Colbie Caillat caught up with City Paper recently to talk about her luck with Myspace, her battle with stage fright and her upcoming solo album. | Photo provided

At 22 years old, Southern-California girl and singer Colbie Caillat dropped her first single “Bubbly” in 2007. It went platinum after selling about 1.5 million copies within seven months of its release. 

Caillat is currently on tour for the 15-year anniversary of her debut album from 2007, Coco, and she played Charleston’s Riviera Theater last month.

The two-time Grammy winner caught up with City Paper recently to talk about her luck with Myspace, her battle with stage fright and her upcoming solo album.  

City Paper: How did you get into making music?

Colbie Caillat: Since I was a kid I was always singing. I woke my family up in the morning singing at the top of my lungs. My parents were in the music industry. They told me that I should learn how to play guitar and become a songwriter and take piano and vocal lessons. I did my first guitar lesson when I was 19, and that’s when I wrote my first song. I realized writing was so therapeutic. It was just the coolest feeling. 

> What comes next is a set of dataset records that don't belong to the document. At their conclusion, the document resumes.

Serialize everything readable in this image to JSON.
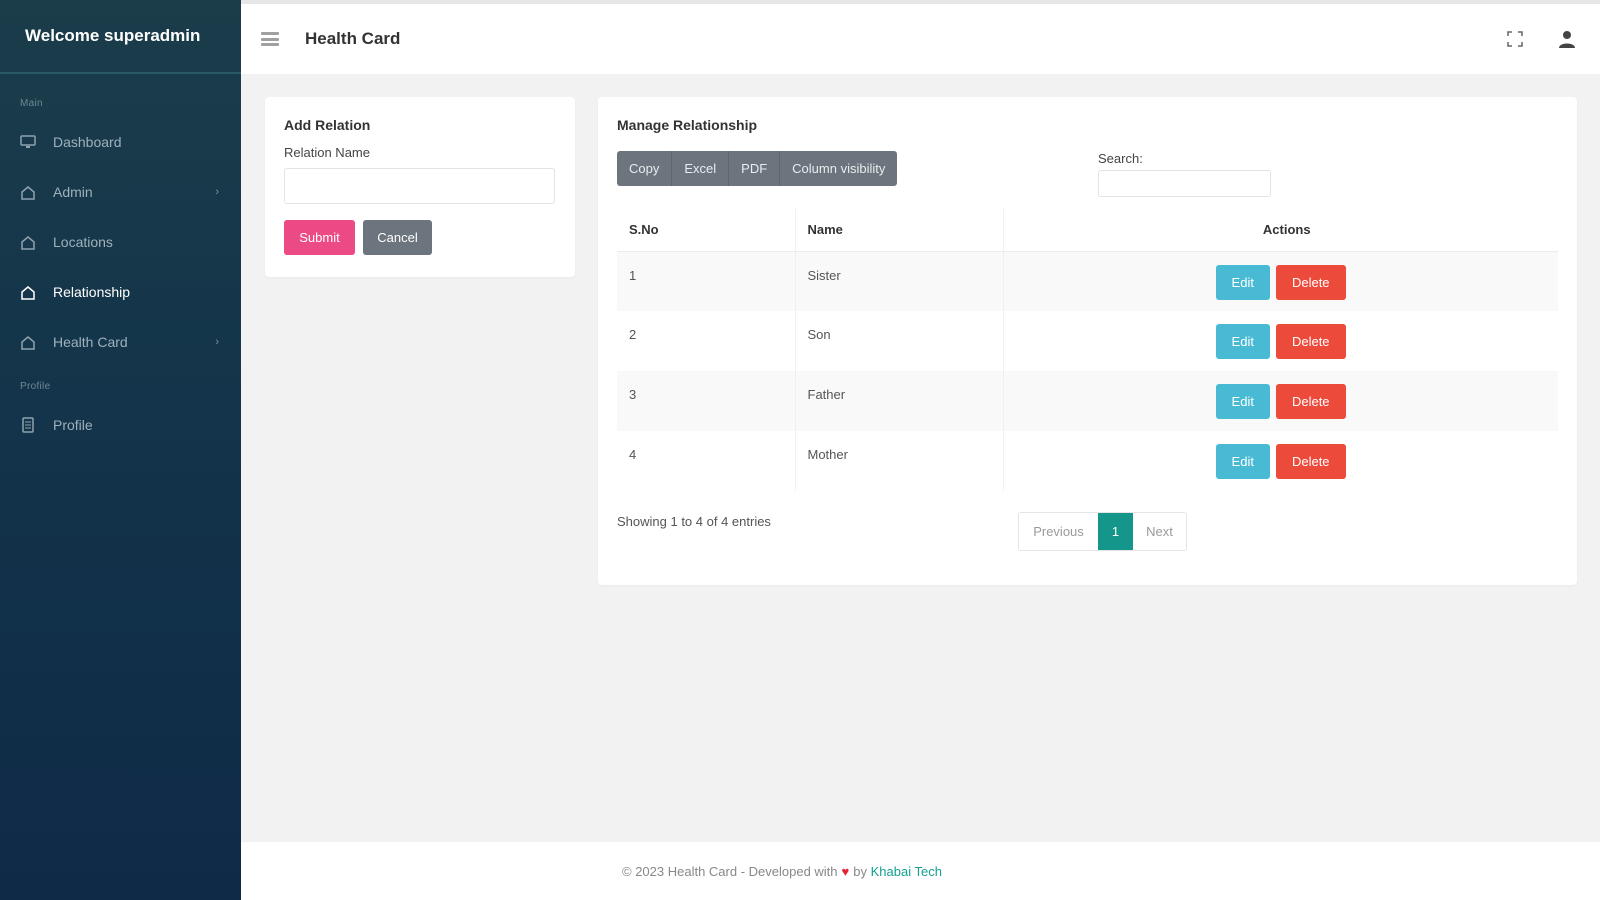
{
  "sidebar": {
    "brand": "Welcome superadmin",
    "section_main": "Main",
    "section_profile": "Profile",
    "items": [
      {
        "label": "Dashboard",
        "icon": "monitor-icon",
        "has_submenu": false
      },
      {
        "label": "Admin",
        "icon": "home-icon",
        "has_submenu": true
      },
      {
        "label": "Locations",
        "icon": "home-icon",
        "has_submenu": false
      },
      {
        "label": "Relationship",
        "icon": "home-icon",
        "has_submenu": false,
        "active": true
      },
      {
        "label": "Health Card",
        "icon": "home-icon",
        "has_submenu": true
      },
      {
        "label": "Profile",
        "icon": "document-icon",
        "has_submenu": false
      }
    ]
  },
  "header": {
    "title": "Health Card",
    "icons": [
      "menu-icon",
      "fullscreen-icon",
      "user-icon"
    ]
  },
  "add_relation": {
    "title": "Add Relation",
    "field_label": "Relation Name",
    "field_value": "",
    "submit_label": "Submit",
    "cancel_label": "Cancel"
  },
  "manage": {
    "title": "Manage Relationship",
    "toolbar": [
      "Copy",
      "Excel",
      "PDF",
      "Column visibility"
    ],
    "search_label": "Search:",
    "search_value": "",
    "columns": [
      "S.No",
      "Name",
      "Actions"
    ],
    "rows": [
      {
        "sno": "1",
        "name": "Sister"
      },
      {
        "sno": "2",
        "name": "Son"
      },
      {
        "sno": "3",
        "name": "Father"
      },
      {
        "sno": "4",
        "name": "Mother"
      }
    ],
    "edit_label": "Edit",
    "delete_label": "Delete",
    "info": "Showing 1 to 4 of 4 entries",
    "pagination": {
      "prev": "Previous",
      "current": "1",
      "next": "Next"
    }
  },
  "footer": {
    "text": "© 2023 Health Card - Developed with",
    "by": "by",
    "link": "Khabai Tech"
  },
  "colors": {
    "sidebar_top": "#1b3d4a",
    "sidebar_bottom": "#0f2a47",
    "submit": "#ec4a84",
    "cancel": "#6c757d",
    "edit": "#49bad3",
    "delete": "#ec4a3b",
    "page_active": "#14968a",
    "link": "#15a08f"
  }
}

That’s really where it started: I just loved singing and my family encouraged me to develop the tools. My dad is a music producer and was one of the co-producers on a few of the Fleetwood Mac albums [like Rumors]. My mom worked with him at the studio, and they’ve started companies together, so I had their knowledge. 

CP: Your debut 2007 album Coco got its start through Myspace, which is so retro.

Caillat: It was so different back then. It was the very first social media, I’m pretty sure. My friend started me a Myspace page, which I didn’t know anything about at the time. And the songs that he had put on my page, they were just demos that I had done in a studio [down the street that my dad’s friend owned]. And then because of that people started listening, and that’s how I got a record deal. That’s how I recorded the first album [Coco]. I was 21. 

CP: I can’t even imagine what was going through your head when it all took off.

Caillat: For me, I had stage fright. I didn’t want to entertain people. I liked singing in the studio or in my bedroom. And so luckily, my friend put the songs on MySpace, because I don’t know how far I would have taken it on my own. Everything fell into place. I still have [stage fright] today, but I know how to manage it. And I know how to embrace it, but still I’m never just excited to go sing for someone. I have to talk myself into it and I have a pit in my stomach.

When I was younger, it was really hard because, [soon after] I wrote my first song, I got a record deal. And I [went] on tour that same year, and [had to] learn how to be on TV and in front of people — I would want to cancel. I was like crying on stage with nerves. After a couple of songs, I’d get more comfortable. And then I’d be like, ‘[The audience is] so sweet, what am I scared of?’ It would be like starting over every time. 

CP: It somehow never gets old listening to songs about love. Why do you think that that is?

Caillat: Everyone has been in love and everyone’s experienced heartache. We can all relate to it. Yet somehow we feel like we’re alone. Then you hear a song that someone wrote about their experience, and you feel connected. For me as a writer, it’s therapy. As a listener, I know songs have gotten me through so many hard times.

CP: Tell me about what you have been up to since your last album in 2016, The Malibu Sessions?

Caillat: I started a country band actually called Gone West. We released an album [called Canyons] in 2020. Although it seems like I went off the grid, I actually did a different project. And now, since we released that album, I’ve been working on my own solo project, which will be coming out this year. 

And I’ve experienced a lot of change and growth in the past couple years. The band I was in, [Gone West], we broke up, and I ended my 10 year engagement with my fiancé. So I’m in the dating world. I feel like I am this whole new adult. I’m writing about all those life changes and how it’s the greatest [yet] it’s been hard at the same time. 

CP: Do you ever struggle with the thought that there’s nothing new to say when it comes to making music?

Caillat: Absolutely. Actually [the] Simon and Garfunkel song “Cecilia” is about that — in the perspective of a love story. It’s [about] how you can write a song or get an idea, and then it goes away. And then you wonder if you’re going to ever write a song again. Someday you do. And it feels so good. 

Find Colbie Caillat’s remaining tour dates here

Stay cool. Support City Paper.

City Paper has been bringing the best news, food, arts, music and event coverage to the Holy City since 1997. Support our continued efforts to highlight the best of Charleston with a one-time donation or become a member of the City Paper Club.